Recently, British Columbia Premier David Eby announced that the provincial government is taking action to address concerns in the province about the public consumption of drugs. The Minister of Public Safety has introduced a bill in the provincial legislature titled “Restricting Public Consumption of Illegal Substances Act”.

Restricting Public Consumption of Illegal Substances Act

As the title suggests, the proposed law is aimed at reducing the public consumption of illegal substances. Specifically, the illegal substances subject to this law are opioids (including fentanyl), cocaine, methamphetamine and MDMA. The law would prohibit the use of those drugs near the following areas:

  • parks;
  • playgrounds;
  • pools;
  • beaches;
  • businesses;
  • residences;
  • bus stops; and
  • skate parks.

Under this new law, police officers would be empowered to direct a person they believe is consuming drugs near those areas mentioned above to either cease consuming drugs or to leave the area. Failing to comply with a police direction will become a provincial offence.

Suppose a police officer believes an individual is committing an offence by failing to follow a police direction to cease consuming drugs or to leave the area. In that case, the officer is empowered to arrest the individual without a warrant and to seize and destroy the drugs. An exception prohibits the seizure and destruction of drugs that have been lawfully prescribed.

This legislation will also require local governments to consult with health authorities before considering any bylaws that further regulate the consumption of drugs in public.

The proposed law does not have any explicit provisions for punishment, which means that the provincial Offence Act governs. The maximum penalties under the Offence Act are a $2,000 fine and 6 months of imprisonment. The courts are also permitted to impose probation orders up to a maximum of 2 years. Failing to comply with a probation order is a separate offence.

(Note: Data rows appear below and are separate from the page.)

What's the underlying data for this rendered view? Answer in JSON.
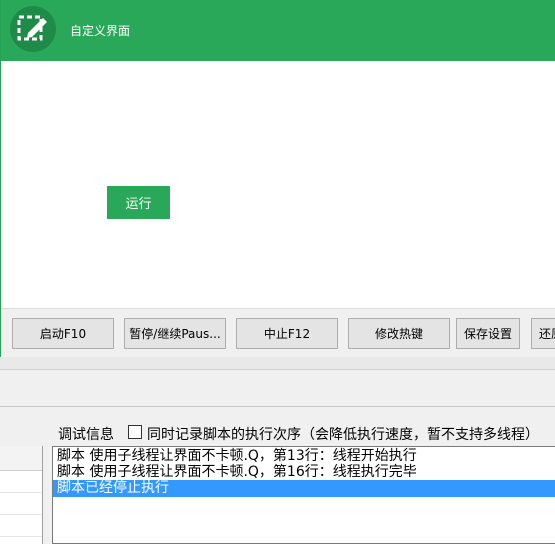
{
  "window": {
    "title": "自定义界面",
    "accent_color": "#2aa85a",
    "icon": "edit-select-icon"
  },
  "main": {
    "run_label": "运行"
  },
  "toolbar": {
    "start_label": "启动F10",
    "pause_label": "暂停/继续Paus...",
    "stop_label": "中止F12",
    "hotkey_label": "修改热键",
    "save_label": "保存设置",
    "restore_label": "还原"
  },
  "debug": {
    "label": "调试信息",
    "record_checkbox_label": "同时记录脚本的执行次序（会降低执行速度，暂不支持多线程）",
    "record_checked": false,
    "log_lines": [
      "脚本 使用子线程让界面不卡顿.Q，第13行：线程开始执行",
      "脚本 使用子线程让界面不卡顿.Q，第16行：线程执行完毕",
      "脚本已经停止执行"
    ],
    "selected_index": 2
  }
}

The bill is still in its first reading. It remains to be seen if it will become law and what effect it will have on individuals, communities, and businesses. While this law may address the concerns of parents and business owners, others are concerned that it will push drug users further into the shadows.

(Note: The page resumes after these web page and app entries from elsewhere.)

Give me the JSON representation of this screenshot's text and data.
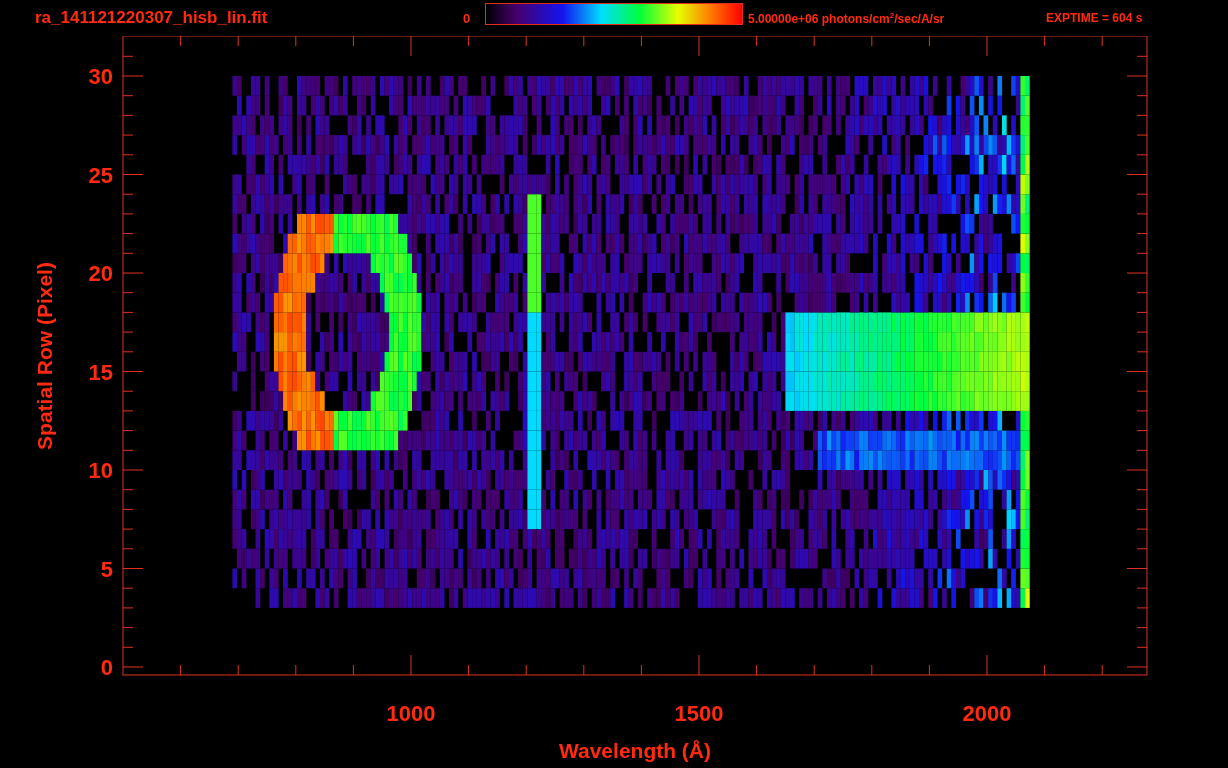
{
  "title": "ra_141121220307_hisb_lin.fit",
  "colorbar": {
    "min_label": "0",
    "max_label": "5.00000e+06 photons/cm$^{2}$/sec/A/sr"
  },
  "exposure": "EXPTIME = 604 s",
  "x_axis": {
    "label": "Wavelength (Å)",
    "ticks": [
      "1000",
      "1500",
      "2000"
    ]
  },
  "y_axis": {
    "label": "Spatial Row (Pixel)",
    "ticks": [
      "30",
      "25",
      "20",
      "15",
      "10",
      "5",
      "0"
    ]
  }
}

If you have been charged with a drug-related offence, contact the experienced lawyers at Filkow Law today.